Now that it’s daily and not just on weekends, Zi has washed more dishes, folded more clothes, helped with cooking, taken walks, biked, made art with whatever supplies (including all the masking tape) she could find, and had to learn to deal with a different reality where places are closed, friends are distant, and health is at risk.

On the days when I was too busy to notice what she was doing, there was more television, boredom and loneliness. That’s life for children of working mothers. Eventually, she would figure out how to survive – learning life-long lessons in independence and resilience.

In many ways, her capacity, calm and creativity improved now that we were not rushing out each morning, spending evenings on homework, and then rushing her back to bed.
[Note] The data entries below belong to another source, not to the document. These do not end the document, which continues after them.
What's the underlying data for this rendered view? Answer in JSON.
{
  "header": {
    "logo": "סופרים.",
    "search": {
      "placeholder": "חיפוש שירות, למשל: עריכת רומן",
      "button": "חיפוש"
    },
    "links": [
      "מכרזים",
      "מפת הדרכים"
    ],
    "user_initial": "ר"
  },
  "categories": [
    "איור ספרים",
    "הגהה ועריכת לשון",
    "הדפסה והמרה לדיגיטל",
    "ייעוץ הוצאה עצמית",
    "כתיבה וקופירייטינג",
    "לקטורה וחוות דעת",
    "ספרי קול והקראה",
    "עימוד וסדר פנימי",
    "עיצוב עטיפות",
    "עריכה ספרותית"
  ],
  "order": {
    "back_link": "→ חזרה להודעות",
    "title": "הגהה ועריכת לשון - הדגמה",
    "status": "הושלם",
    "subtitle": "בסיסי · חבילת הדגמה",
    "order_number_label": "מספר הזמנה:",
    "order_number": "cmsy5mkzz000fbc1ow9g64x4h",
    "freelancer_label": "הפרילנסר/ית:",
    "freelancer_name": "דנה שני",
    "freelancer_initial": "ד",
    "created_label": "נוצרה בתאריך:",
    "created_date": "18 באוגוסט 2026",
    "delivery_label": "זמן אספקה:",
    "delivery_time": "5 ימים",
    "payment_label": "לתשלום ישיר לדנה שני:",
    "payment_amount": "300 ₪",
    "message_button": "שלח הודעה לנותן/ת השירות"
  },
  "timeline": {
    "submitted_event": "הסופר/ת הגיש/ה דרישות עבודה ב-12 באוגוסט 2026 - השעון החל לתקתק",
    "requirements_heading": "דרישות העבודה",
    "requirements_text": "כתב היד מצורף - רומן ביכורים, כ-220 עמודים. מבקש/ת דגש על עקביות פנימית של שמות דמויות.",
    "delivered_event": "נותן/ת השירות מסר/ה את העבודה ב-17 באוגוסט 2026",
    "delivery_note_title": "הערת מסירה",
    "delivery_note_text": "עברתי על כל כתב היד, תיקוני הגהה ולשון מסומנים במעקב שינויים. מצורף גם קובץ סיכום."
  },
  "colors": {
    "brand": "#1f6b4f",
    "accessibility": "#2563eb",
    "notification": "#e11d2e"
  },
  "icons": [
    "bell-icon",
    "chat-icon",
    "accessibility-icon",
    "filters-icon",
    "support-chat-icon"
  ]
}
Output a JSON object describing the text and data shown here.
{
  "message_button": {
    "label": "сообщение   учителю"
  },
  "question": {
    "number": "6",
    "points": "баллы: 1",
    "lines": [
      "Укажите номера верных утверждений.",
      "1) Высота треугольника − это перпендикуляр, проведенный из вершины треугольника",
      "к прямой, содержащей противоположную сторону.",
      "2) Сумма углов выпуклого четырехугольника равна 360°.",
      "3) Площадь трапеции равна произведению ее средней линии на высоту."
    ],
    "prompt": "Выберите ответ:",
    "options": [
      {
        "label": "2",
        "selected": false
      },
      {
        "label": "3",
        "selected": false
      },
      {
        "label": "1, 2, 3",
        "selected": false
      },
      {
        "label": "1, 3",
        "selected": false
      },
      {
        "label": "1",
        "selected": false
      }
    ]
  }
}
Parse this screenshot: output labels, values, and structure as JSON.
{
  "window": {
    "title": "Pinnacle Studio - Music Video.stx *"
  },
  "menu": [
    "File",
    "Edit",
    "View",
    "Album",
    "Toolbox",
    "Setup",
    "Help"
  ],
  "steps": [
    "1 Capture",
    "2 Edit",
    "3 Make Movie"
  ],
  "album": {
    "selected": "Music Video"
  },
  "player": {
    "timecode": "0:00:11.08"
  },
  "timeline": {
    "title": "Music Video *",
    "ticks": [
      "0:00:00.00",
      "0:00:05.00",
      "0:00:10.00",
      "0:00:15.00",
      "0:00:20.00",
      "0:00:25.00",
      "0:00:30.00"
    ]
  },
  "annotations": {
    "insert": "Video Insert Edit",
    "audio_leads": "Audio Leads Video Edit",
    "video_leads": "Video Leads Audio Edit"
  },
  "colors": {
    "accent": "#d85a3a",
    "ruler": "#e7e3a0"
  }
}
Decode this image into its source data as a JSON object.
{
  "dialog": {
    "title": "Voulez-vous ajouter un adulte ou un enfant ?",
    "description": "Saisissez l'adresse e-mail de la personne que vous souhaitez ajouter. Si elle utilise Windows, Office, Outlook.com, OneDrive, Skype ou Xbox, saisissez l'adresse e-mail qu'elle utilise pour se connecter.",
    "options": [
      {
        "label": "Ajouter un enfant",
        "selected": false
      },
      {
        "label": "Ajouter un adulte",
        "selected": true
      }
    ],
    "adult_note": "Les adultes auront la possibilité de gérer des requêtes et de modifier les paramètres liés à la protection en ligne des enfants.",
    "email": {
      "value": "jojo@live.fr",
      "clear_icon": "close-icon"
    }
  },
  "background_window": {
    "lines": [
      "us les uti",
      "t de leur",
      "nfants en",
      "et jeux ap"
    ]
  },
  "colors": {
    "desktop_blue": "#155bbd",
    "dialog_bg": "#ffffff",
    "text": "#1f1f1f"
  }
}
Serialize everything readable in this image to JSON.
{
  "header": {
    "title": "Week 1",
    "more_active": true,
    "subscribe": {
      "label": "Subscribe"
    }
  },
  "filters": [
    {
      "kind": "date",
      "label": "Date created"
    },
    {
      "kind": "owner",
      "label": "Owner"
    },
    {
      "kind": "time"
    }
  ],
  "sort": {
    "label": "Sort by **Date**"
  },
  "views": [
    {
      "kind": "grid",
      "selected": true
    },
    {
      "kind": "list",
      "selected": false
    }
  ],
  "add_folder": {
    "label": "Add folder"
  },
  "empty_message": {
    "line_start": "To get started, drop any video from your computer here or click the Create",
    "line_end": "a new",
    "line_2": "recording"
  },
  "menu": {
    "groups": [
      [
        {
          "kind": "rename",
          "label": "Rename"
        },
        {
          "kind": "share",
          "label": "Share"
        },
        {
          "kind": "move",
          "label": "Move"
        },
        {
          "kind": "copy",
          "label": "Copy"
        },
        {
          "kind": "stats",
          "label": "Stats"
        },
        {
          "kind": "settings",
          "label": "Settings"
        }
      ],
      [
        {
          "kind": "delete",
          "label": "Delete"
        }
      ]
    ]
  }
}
Her complex personality began to flourish because she needed to achieve less, and life became a little less demanding for her even as overlapping responsibilities increased for me. She experimented more with everything, even empty boxes, because she had time. I loved the break from the academic rat-race.

Meanwhile, there is no substitute for seeing each other throughout the day, having a chance to hug up, eat lunch together, and for much more conversation. It’s taken me time to appreciate that as a gift. I’ve had to grow from an old pattern of treating my family as an obstacle to my work deliverables to remembering that they are and should feel like a priority. I’ve recognized that maybe, the whole time, I was out of sync with the emotional beings now in front of me.

The newspapers are full of economic analysis, but I retreat to reading how other parents are managing, laughing with their stories, learning from their strategies, finding community with those who are happier to give children space for self-directed learning, life-skills or just to be, as well as feeling compassion for others overwhelmed by children home with little to do and fearful of their future failure. Such stories provide a qualitative picture, and point to realities and priorities, in a way that statistics can’t.

If the PM and his ballsy recovery team thought of workers, not just as having families to feed, but as parents with nowhere else to leave their children, how would they incorporate recognition of childcare? What multi-tasking stories would they hear?

Tens of thousands of children are usually in school at this time, often attend camps during school holidays while their parents continue to work, or in a usual year are at greater risk of sexual abuse and neglect because safe and affordable care options are unavailable. A child-centered approach would highlight the responsibility of care during economic recovery, draw on how children are coping and growing, and consider what they need.  

Zi and I are both learning, earning small victories. I keep thinking that, by September, we will finally have worked out a routine, just when she has to go back to school, and I’ll deeply miss this time with all its messy mix-ups, sacrifices, tinkering and fears, and combinations of string, glue, paper, and crumbs everywhere.